ASPIRE Guidelines on COVID-19 response and recovery free from violence and discrimination based on sexual orientation and gender identity
The COVID-19 pandemic is a global challenge that has exacerbated the inequalities prevalent in all regions of the world. The UN General Assembly has acknowledged that “the poorest and most vulnerable are the hardest hit by the pandemic” and there is a need “for all relevant stakeholders to work together at the national, regional and global levels to ensure that no one is left behind.” The UN Secretary-General has noted that “COVID-19 crisis has exacerbated the vulnerability of the least protected in society. It is highlighting deep economic and social inequalities and inadequate health and social protection systems that require urgent attention as part of the public health response. Women and men, children, youth and older persons, refugees and migrants, the poor, people with disabilities, persons in detention, minorities, LGBTI people, among others, are all being affected differently. We have an obligation to ensure everyone is protected and included in the response to this crisis.”
Persons, communities and populations who are victims of violence and discrimination on the basis of sexual orientation and gender identity are part of those that come to this struggle bearing a legacy that condemns a significant proportion of them to exclusion and poverty. To this respect, States have an obligation to take measures to prevent and, as relevant, to mitigate the impact of the crisis. The UN Committee on Economic, Social and Cultural Rights has advised that “if States do not act within a human rights framework, there exists a clear risk that the measures taken might violate economic, social and cultural rights and increase the suffering of the most marginalized groups.”
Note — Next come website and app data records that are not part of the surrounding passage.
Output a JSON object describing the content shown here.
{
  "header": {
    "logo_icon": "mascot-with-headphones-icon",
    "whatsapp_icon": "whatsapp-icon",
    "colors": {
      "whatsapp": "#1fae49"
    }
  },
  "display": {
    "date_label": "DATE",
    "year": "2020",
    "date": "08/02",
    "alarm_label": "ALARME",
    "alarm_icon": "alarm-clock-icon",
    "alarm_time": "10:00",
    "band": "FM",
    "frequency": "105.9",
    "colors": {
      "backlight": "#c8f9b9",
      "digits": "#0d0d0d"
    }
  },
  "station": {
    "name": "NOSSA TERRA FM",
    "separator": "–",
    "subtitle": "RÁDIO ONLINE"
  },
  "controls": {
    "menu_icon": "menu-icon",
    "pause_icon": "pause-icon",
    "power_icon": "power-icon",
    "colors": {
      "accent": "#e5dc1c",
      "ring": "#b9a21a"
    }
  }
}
Since the onset of the pandemic, the UN Independent Expert on protection against violence and discrimination based on sexual orientation and gender identity (IE SOGI) has been monitoring the ways in which the pandemic is affecting persons of diverse sexual orientations and gender identities. As part of this process, he carried out a consultation and research process between March and May 2020, convening three virtual Town Hall meetings on 30 April and 1 May 2020, and participating in over half a dozen virtual consultations and meetings gathering activists, human rights defenders, civil society leaders, government officials and scholars: in total, over 500 individuals from more than 75 countries contributed anecdotal evidence and perspectives on the implications of the pandemic on lesbian, gay, bisexual, trans and gender diverse (LGBT) persons.
In addition, the IE SOGI reviewed over 80 reports, documents and essays published in the period 1 March – 31 May 2020 on the specific impact of COVID-19 on LGBT persons, as well as reports of human rights violations submitted to the mandate under the communication procedure, and the globality of the work carried out by the United Nations Special Procedures.
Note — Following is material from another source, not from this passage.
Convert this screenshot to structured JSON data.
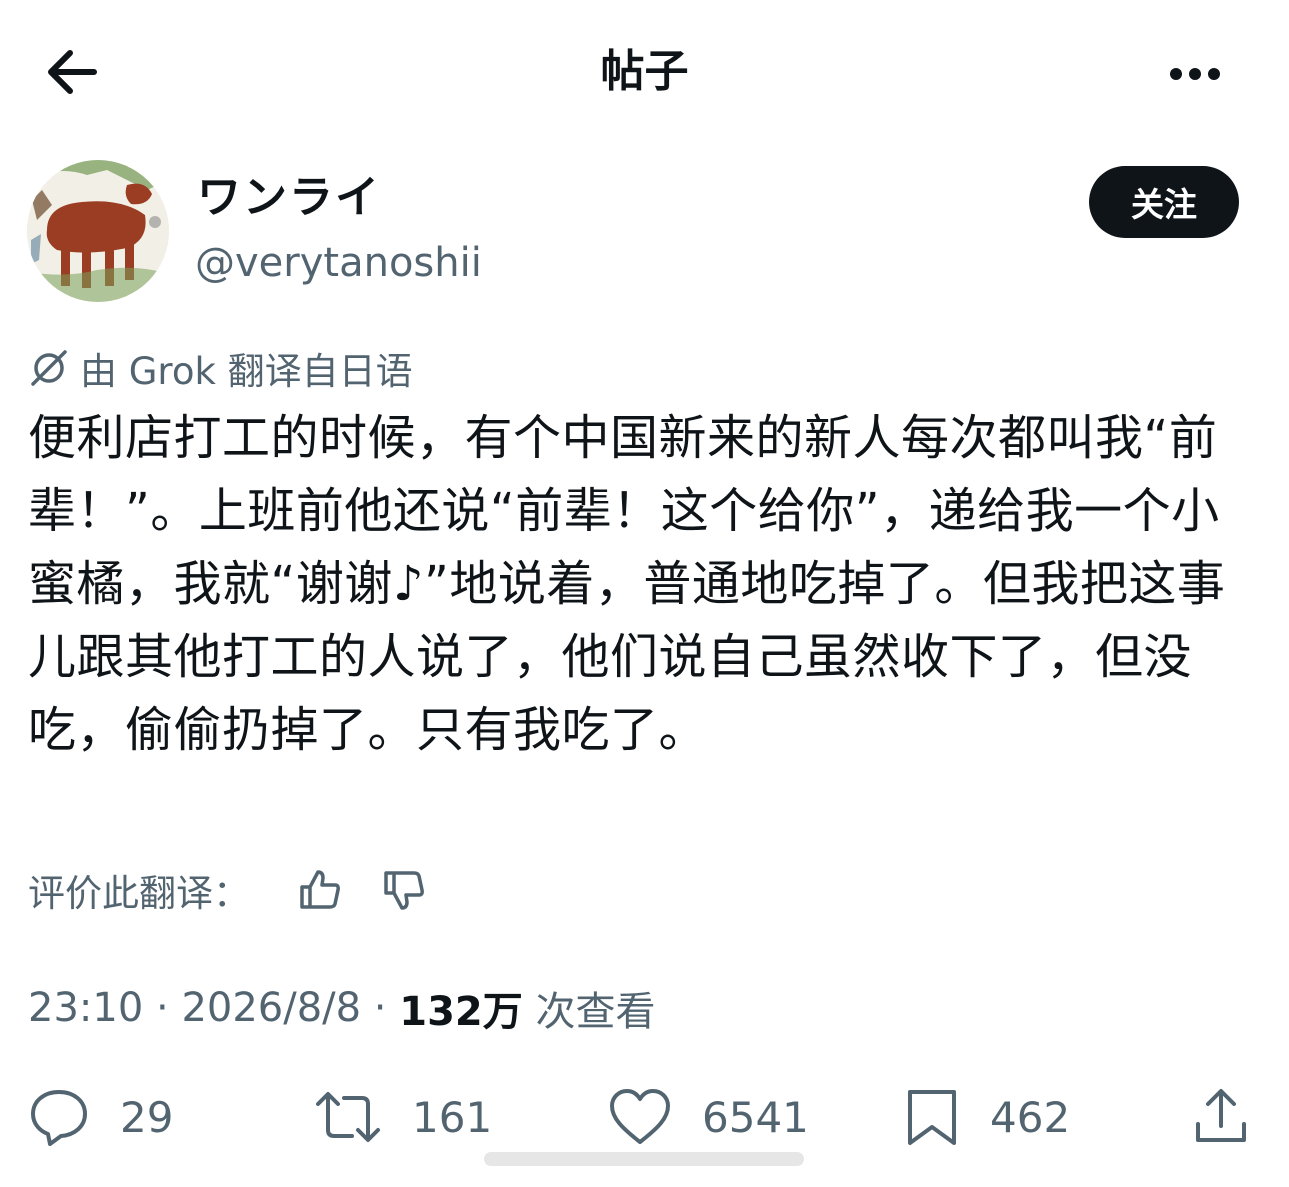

The framework that has been identified through this process is clear: in order to be efficient and effective, measures must be taken within a human rights-based approach through a framework of human rights principles of equality and non-discrimination, participation, indivisibility, empowerment and accountability; further, measures must be necessary to combat the public health crisis posed by the pandemic, and be reasonable and proportionate. Emergency powers granted to address the pandemic should not be abused and must be lifted as soon as they are no longer necessary and comply with relevant notification and derogation procedures established in the respective treaties to which States are parties.
Most importantly, all measures must respect the inherent dignity of all people.